To get a better idea of how unpermitted cabs operate, a KXAN crew secretly caught a ride with a couple of drivers we suspected were operating as rogue taxis.
The first was a man who went by the name of “Cowboy Joe” and drove a black 15-passenger van.
“Based on what I make on Thursday, I usually do 200-300 people, 10-20 at a time every 15 minutes,” he said, “starting at 7 p.m. until 3:00 in the morning.”
Later in the conversation, Cowboy Joe revealed he is one of multiple drivers working in operation together.
“I drive with D-Man. It is D-Man Shuttle Services.”
On Facebook, you can find a page advertising D-Man’s Shuttle Services and owner Daimenion Shelton. However, neither D-Man Shuttle Services or Shelton can be found on the list of permitted services in the City of Austin. For a ride from West Campus to 7th and Trinity, Cowboy Joe charged a group of three people $12.
“Usually it is only $3 a person, but it is a $12 minimum,” he said as the KXAN crew began to exit his vehicle.
On another ride, the KXAN team rode in a white limousine and a driver known on Facebook as “Limo Cedric.” During the ride, one person asked Limo Cedric if he had ever been in trouble with police.
“We go through stuff,” he responded. “We have been through stuff and may go through stuff again, but all you ever have to do if they ask you anything is say, ‘No money was involved and we are just friends,’” he said.
HARD TO POLICE
The “just friends” explanation may be a good one. Austin Police and the city’s ground transportation department say they have to be able to prove some kind of payment is being made in order to ticket a driver.
“If we have the opportunity to observe, they are not difficult to identify,” said Lt. Malanka with the Austin Police Department. “Our disadvantage is being at the right place at the right time.”
A search through court records shows 381 citations over the last three years were written in Austin for unpermitted cab and chauffeur services. Shelton received two of those citations and paid $375 for one, while another was dismissed. A ticket is only a Class C misdemeanor punishable by a fine no greater than $500.
“Sometimes the citation is not a deterrent unto itself,” Malanka said.
Austin police have taken steps before to impound the vehicle of violators in an attempt to slow down the illegal rides.
“We do get complaints from citizens and complaints from other service providers,” said Gordon Derr, the assistant director of Austin’s transportation department. “It is an ongoing issue we see each year.”
Derr said the department has three regulatory officers out past midnight on some nights trying to spot unpermitted drivers. Big festivals like SXSW, Formula 1 weekend, and the Austin City Limits Festival always bring out the illegitimate business, Derr said.

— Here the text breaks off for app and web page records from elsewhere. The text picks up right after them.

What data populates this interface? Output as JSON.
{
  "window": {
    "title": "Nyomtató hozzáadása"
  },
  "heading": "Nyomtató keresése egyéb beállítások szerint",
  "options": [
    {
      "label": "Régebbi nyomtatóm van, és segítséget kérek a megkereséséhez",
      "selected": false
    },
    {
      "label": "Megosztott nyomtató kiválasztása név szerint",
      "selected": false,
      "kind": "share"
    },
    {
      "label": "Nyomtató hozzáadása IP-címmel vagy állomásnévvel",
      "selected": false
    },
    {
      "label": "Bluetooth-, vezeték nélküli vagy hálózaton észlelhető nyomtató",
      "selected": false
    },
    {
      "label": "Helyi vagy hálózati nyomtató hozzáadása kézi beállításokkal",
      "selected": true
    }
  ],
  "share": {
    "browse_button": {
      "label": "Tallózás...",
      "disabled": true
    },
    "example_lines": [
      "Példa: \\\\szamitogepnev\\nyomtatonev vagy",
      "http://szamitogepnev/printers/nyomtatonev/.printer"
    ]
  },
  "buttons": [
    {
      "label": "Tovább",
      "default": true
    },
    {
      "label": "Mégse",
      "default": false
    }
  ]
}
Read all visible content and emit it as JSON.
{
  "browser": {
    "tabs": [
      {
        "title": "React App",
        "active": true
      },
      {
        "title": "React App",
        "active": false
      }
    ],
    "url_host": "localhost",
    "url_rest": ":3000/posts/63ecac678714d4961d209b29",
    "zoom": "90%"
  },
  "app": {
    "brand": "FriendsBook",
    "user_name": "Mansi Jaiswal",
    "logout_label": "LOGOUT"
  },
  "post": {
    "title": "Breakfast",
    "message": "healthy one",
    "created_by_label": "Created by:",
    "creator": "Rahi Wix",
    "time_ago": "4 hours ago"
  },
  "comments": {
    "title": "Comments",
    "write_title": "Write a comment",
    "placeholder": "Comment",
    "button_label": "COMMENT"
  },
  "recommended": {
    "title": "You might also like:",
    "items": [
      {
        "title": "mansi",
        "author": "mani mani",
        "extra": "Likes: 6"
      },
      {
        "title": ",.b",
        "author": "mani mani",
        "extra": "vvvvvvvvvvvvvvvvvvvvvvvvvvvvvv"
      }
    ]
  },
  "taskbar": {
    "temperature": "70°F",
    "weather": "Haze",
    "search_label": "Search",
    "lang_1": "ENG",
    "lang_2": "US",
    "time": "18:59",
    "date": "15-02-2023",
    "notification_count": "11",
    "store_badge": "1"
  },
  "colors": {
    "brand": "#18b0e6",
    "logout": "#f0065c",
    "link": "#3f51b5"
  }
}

“It is a mixture of people in town who see it as an opportunity to make some money, but also people from out of town,” Derr said.
Austin police officials say they also conduct special operations targeting unpermitted vehicles.
We checked the hot spots for illegal taxis ticketed in Austin. Austin-Bergstrom International Airport had the most, followed by the Warehouse District and 5th and 6th Streets downtown. There were also some citations in the West Campus area.
Police have been giving fewer tickets over time. From 150 in 2011 to just 111 in 2012.